December 15, 2014

What Style People Sing on Sunday (Part 4)


I felt like this one deserved its own post (even a short one) because, at its core, the debate about style lies at the heart of the so-called “worship wars.” 

Style, believe it or not, is only a secondary influence to engagement; its influence depends more on the culture in which the style is placed. It’s not a “neutral” like theology generally is, but we must also be careful not to overstate its influence by equating it with “excellence” or “planning.” Like I said before, if you like the music, if it strikes a chord within your soul, you will probably sing. If you chose a church, chances are you chose it, in part, because of the style you like anyway. Put another way: the style you choose will make singing more NATURAL (or if you prefer, comfortable). 

But as time rolls on, style matters less and less to, for example, millennials, who instead value the authenticity or the excellence in which it is led. Translation: they prefer a church where they perceive that the worship team or choir or leaders a) like what they’re doing and love the people they’re serving (authenticity), and b) know how to do what they’re doing and care about doing it well (excellence and intentionality). They don’t especially care (as a group) what the tunes themselves are; diversity of expression matters to them.

However, even if you value, say, traditional music more than contemporary or hip hop or whatever (whichever is your “soul language”), that doesn’t prevent you from singing it when it’s presented in your worship gathering. Style is an expression OUT of culture, rather than a requirement for singing, but while it helps us to sing what we love, it also will help us when we sing what OTHERS love. In other words, the wars have never been about worship. It’s such a terrible name. Maybe “style wars” or “preference wars” or even “culture wars” - maybe - but “worship wars” they are not. A “worship war” is an oxymoron; love of neighbor implies the ability to love one another in spite of preferences or styles, and true love of another often means learning to sing their songs. If you are warring about worship style, you are not responding to God’s mercy, which means it is not worship (Rom 12:1); you are instead responding to your own baggage. 

The worship wars still exist because young and old alike still say that the style of the song is more important to them than the people who are singing it.

It’s not like this everywhere. I know lots of people who prefer traditional music, but who champion the contemporary music though it’s not their preference. I also know plenty of other people who love modern music, but also have learned already to value the old hymns. 

If you find yourself in a church “at war” over music style, you are responsible for starting the healing process. If you’re all about contemporary music, learn some old hymns alongside those who love them (go to the traditional service sometimes). Learn the stories behind them from those who have been singing them all their lives. Ask about Wesley and Sandell and Luther and why they wrote what they did. Ask those beside you which hymn is their favorite and why. ... OR ... If you’re all about traditional hymns, the same is true; learn the contemporary music alongside those who love it (go to the contemporary or modern service). Sing some Houghton and Crowder and Jobe and Fraser and Gungor and All Sons & Daughters. Ask them why this music speaks so strongly to them. Listen to their stories. Sing with them.

You have no idea what a gift this will be.

For them. For you. For your community.

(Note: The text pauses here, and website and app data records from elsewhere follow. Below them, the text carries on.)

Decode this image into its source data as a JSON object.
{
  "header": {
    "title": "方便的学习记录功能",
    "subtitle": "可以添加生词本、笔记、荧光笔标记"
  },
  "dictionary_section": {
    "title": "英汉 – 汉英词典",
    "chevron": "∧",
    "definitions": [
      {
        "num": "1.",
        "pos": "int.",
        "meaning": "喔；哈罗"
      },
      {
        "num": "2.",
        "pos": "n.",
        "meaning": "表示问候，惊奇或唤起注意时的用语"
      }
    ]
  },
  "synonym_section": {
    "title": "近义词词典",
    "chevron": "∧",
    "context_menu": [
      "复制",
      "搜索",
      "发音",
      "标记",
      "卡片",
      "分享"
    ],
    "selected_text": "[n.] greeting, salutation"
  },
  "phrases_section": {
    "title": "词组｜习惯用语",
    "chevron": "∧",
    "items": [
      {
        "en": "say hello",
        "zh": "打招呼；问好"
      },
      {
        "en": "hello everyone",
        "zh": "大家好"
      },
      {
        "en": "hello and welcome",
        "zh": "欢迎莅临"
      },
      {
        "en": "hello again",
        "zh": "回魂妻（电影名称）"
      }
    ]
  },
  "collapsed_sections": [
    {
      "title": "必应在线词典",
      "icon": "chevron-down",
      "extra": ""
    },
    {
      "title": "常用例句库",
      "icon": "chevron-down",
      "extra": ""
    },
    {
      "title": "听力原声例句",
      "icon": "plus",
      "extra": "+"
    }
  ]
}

Next time: what actually does help people sing …

2 comments:

Scott Toren said...

Another good post Chris. I've always found worship style to be an interesting conversation to have, and one that people tend to get very defensive about very quickly. I definitely appreciate and enjoy contemporary music, but I also really enjoy singing the classic hymns, especially around Christmas time. One of the biggest issues for me tends to surround the worship team itself.

Recently I was a regular attender at a church that does "concert" style worship. To begin with I enjoyed the fun, big crowd atmosphere. But as time wore on I began to notice more and more that the worship leader seemed to be the focus of the worship rather than the corporate experience. I think there is a difference between performing and leading worship, and more and more churches that shift to this "concert style" focus more on performing than they do on leading. I think that's more difficult to do with some of the old hymns and so finds itself more present in contemporary worship.

I always felt you did an excellent job of performing when you were performing and leading when it was time to lead. I generally don't have a huge preference towards contemporary or traditional one way or the other. But when acting in the role of worship leader, the focus should be on leading worship rather than performing and making oneself the star.

Chris Logan said...

Definitely agree with you Scott. A worship leader is there to help people engage God, which I'll be writing about more in the next few posts.

I would say that many traditional churches have the same problem as many contemporary or modern ones with the "star player" attitude, but it's generally directed towards the organist or the choir rather than the "worship leader." I think that hero worship is almost a staple of our culture - we want to recognize talent, which is something good, but we tend to go overboard with it and attribute those gifts only to the person and not to the Creator of that person.